From the Conquest until mid-twentieth century the popular architecture in Fuerteventura has evolved in the light of foreign influences, available materials, adaptation to environment and financial activity, but with common elements in constructions with unique personality where simplicity, austerity and functionality are more important than aesthetics.
By Guaxara Castañeyra

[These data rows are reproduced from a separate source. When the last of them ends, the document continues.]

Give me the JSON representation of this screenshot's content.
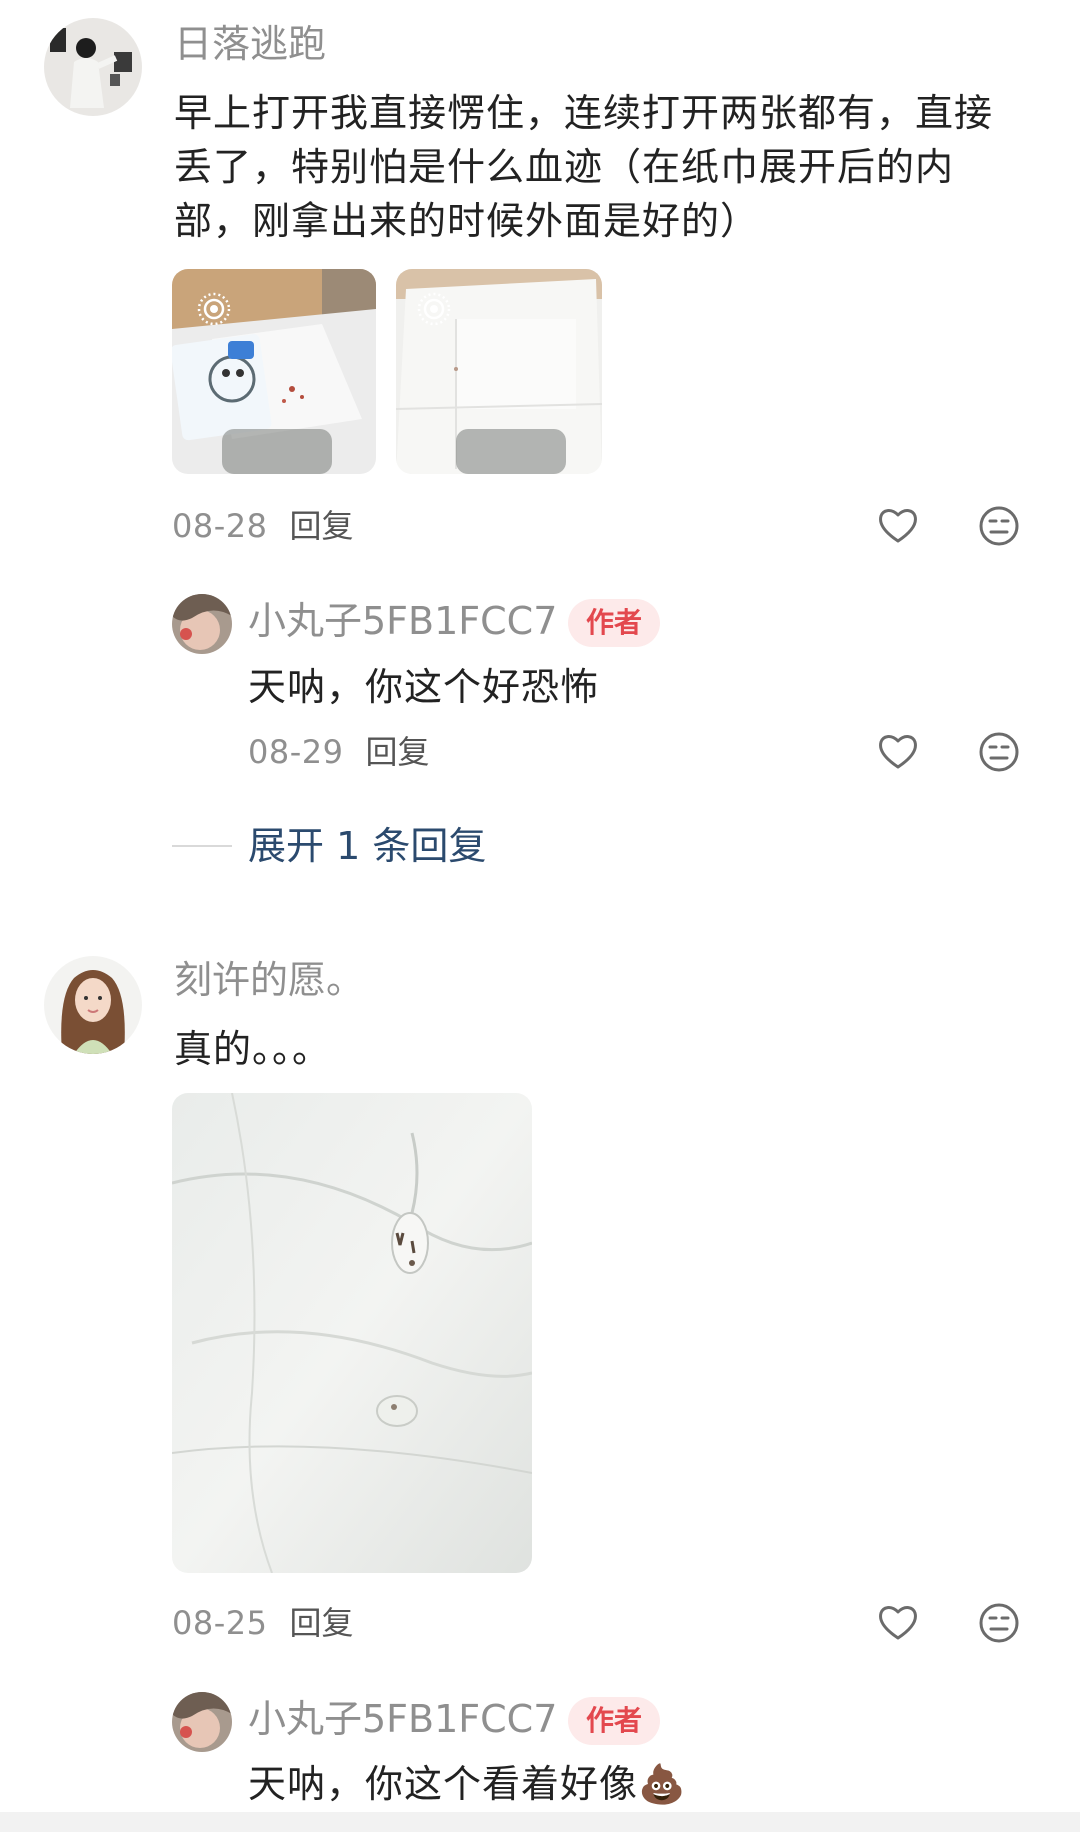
{
  "comments": [
    {
      "username": "日落逃跑",
      "text": "早上打开我直接愣住，连续打开两张都有，直接丢了，特别怕是什么血迹（在纸巾展开后的内部，刚拿出来的时候外面是好的）",
      "date": "08-28",
      "reply_label": "回复",
      "images": [
        "tissue-photo-with-package",
        "tissue-photo-unfolded"
      ],
      "replies": [
        {
          "username": "小丸子5FB1FCC7",
          "badge": "作者",
          "text": "天呐，你这个好恐怖",
          "date": "08-29",
          "reply_label": "回复"
        }
      ],
      "expand_label": "展开 1 条回复"
    },
    {
      "username": "刻许的愿。",
      "text": "真的。。。",
      "date": "08-25",
      "reply_label": "回复",
      "images": [
        "tissue-photo-closeup"
      ],
      "replies": [
        {
          "username": "小丸子5FB1FCC7",
          "badge": "作者",
          "text": "天呐，你这个看着好像💩",
          "date": "",
          "reply_label": ""
        }
      ]
    }
  ],
  "icons": {
    "like": "heart-icon",
    "dislike": "meh-face-icon",
    "live_photo": "live-photo-icon"
  },
  "colors": {
    "username": "#8f8f8f",
    "badge_bg": "#fdeaea",
    "badge_text": "#e3484e",
    "expand_link": "#2b4a6e"
  }
}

Like anywhere else, the conditions of environment and the activity of its inhabitants have determined the personal characteristics of the architecture in Fuerteventura, conditioned by its inclement desert weather with strong winds, much sun and little rain. Its inhabitants’ economic activity, almost exclusively linked to cereal growing and livestock farming, have made the popular dwellings in the island be found in a rural environment, scattered near the crop areas. On the other hand, the scarcity of building materials and a lack of architectural planning turn traditional buildings of the island into the representation of a humble hard life but with a distinct personality.
Before the Conquest, the mahos used to build their homes like irregular residences, with low untreated stone walls, a single door and tuff covered by stone, which could be even innovative for a Neolithic people having almost no contact with the outside world.
In Betancuria, first settlement after the Conquest in the XV century, the first post-colonial dwellings appear, having distinctive Norman characteristics and elements of high social status, like tile roofs, but with features in common with popular buildings that would be scattered since then all over the rural areas of the island.
In vernacular architecture, lineal evolution doesn’t exist, neither in time nor in land. Being an anonymous, basic and very practical construction, changes in structure haven’t been regularly introduced, but in a very divergent way, through particular buildings in the area which could be very different from one another depending on the needs of their dwellers and the trends and influences generally imported from the colonies.
It’s common to believe that the traditional home in Fuerteventura has a lineal floor in the shape of L or C, and somehow it is, but not in a planned way. Most of these constructions, built as residences for the population, originally had one or two lined up living spaces, facing South, turning their backs on the merciless wind, and in time other rooms were added, according to needs. So, in the same dwelling you can easily find different building techniques in the different rooms it has, around a central forecourt.
The materials used in the constructions of Fuerteventura’s homes, an isolated land, have been necessarily those offered by the close surroundings.
The stones are the great protagonists of these structures, carved in different ways for their use in the construction of walls, floors or architectural solutions for corners, doors and windows.
The stone walls were filled in with mud, which was also used as a cover for roofs and terraces, giving rise to the popularly so-called «torta», visible in the characteristic ochre coloured slanted roofs of the typical dwellings of the island.
The covers were made of an inexistent wood in Fuerteventura, imported from other islands for those who could afford it, of substituted with «tarajales» and palm trees for the rest.
In spite of institutional and academic attempts to preserve the typical characteristics of the island architecture, which make it unique and special, the truth is that the measures taken haven’t been very successful. The cultural ties have been gradually lost, besides the search for a balance between the need to modify the surroundings and the respect for environment, qualities we should recover through knowledge and recapture some virtues from an architecture defined for its simplicity, practicality, humbleness and deep integration to the environment, the same virtues enjoyed by those people that once lived within their walls.